What you need to do – Check each line below for the word "true" and give the number of lines that have it, nothing more.

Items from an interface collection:
⟨

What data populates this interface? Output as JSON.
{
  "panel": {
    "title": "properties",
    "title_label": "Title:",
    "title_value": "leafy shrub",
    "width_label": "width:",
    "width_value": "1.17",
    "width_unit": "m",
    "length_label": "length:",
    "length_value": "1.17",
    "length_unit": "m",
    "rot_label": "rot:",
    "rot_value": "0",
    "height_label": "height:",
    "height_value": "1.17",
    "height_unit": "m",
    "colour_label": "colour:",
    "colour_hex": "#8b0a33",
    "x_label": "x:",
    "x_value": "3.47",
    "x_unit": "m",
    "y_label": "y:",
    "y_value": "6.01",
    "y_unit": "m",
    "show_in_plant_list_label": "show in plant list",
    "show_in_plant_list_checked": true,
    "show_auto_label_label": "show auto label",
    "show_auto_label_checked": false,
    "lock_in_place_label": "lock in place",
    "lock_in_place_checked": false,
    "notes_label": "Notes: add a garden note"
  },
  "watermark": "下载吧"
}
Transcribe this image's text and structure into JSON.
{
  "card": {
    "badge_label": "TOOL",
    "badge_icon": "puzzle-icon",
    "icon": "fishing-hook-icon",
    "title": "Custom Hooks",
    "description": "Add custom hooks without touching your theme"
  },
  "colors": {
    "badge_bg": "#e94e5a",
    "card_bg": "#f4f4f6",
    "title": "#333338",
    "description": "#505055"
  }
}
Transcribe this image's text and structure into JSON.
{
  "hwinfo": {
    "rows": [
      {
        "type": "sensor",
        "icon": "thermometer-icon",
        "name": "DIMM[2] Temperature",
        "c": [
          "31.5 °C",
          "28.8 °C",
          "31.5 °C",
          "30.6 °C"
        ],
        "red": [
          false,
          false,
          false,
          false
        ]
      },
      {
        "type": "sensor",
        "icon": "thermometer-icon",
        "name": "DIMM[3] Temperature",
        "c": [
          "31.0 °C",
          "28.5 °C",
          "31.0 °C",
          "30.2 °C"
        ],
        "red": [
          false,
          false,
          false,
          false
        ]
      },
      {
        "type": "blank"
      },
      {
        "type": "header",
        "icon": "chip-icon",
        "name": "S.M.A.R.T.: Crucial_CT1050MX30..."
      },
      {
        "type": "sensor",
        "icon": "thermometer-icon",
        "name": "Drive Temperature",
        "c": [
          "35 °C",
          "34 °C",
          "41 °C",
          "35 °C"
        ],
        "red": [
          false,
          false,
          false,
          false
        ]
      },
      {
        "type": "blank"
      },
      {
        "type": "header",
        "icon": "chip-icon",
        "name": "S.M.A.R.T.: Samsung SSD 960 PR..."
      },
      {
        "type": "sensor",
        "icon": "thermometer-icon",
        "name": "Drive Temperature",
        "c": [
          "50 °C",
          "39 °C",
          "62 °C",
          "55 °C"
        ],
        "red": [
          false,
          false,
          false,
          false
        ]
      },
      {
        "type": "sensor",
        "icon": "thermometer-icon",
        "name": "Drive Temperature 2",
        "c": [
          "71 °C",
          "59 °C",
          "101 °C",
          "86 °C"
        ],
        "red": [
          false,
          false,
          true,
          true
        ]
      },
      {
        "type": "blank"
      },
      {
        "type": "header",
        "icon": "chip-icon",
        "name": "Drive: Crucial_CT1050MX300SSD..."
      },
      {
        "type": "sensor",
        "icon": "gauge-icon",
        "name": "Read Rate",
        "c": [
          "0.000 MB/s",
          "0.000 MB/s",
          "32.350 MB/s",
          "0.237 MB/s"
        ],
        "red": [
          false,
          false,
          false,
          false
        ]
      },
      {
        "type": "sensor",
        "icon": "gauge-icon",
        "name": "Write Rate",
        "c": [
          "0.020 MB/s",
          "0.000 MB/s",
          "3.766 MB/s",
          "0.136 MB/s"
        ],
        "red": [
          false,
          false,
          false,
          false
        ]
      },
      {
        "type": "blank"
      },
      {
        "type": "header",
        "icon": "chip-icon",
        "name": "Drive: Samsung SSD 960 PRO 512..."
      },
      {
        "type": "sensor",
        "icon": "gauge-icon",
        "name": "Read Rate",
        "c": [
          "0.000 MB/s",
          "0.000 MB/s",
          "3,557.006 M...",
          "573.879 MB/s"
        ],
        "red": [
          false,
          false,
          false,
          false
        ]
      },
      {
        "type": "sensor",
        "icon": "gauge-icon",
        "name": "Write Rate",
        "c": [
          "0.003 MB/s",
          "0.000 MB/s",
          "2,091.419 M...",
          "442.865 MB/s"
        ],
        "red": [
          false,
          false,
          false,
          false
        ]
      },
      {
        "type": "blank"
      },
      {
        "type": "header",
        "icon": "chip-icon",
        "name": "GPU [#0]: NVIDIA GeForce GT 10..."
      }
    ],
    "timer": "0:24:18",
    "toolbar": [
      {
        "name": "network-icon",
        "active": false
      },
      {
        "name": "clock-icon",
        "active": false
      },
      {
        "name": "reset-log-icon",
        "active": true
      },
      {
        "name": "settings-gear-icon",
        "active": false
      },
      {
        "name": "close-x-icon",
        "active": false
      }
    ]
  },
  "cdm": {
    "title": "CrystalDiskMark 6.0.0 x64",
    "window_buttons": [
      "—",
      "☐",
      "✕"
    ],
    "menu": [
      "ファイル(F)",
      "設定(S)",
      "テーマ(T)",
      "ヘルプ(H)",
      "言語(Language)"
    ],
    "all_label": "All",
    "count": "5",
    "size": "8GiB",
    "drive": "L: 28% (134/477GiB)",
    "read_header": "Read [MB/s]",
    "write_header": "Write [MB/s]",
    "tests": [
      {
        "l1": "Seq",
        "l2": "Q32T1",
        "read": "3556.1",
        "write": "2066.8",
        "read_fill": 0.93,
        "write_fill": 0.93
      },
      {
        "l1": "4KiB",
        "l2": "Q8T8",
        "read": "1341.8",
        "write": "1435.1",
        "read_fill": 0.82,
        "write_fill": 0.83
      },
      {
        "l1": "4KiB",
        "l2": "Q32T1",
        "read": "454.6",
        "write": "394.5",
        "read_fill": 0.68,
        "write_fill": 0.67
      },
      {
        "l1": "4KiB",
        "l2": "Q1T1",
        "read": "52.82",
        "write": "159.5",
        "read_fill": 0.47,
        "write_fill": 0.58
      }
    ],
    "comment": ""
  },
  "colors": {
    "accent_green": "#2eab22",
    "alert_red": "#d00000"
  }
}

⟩

Answer – 4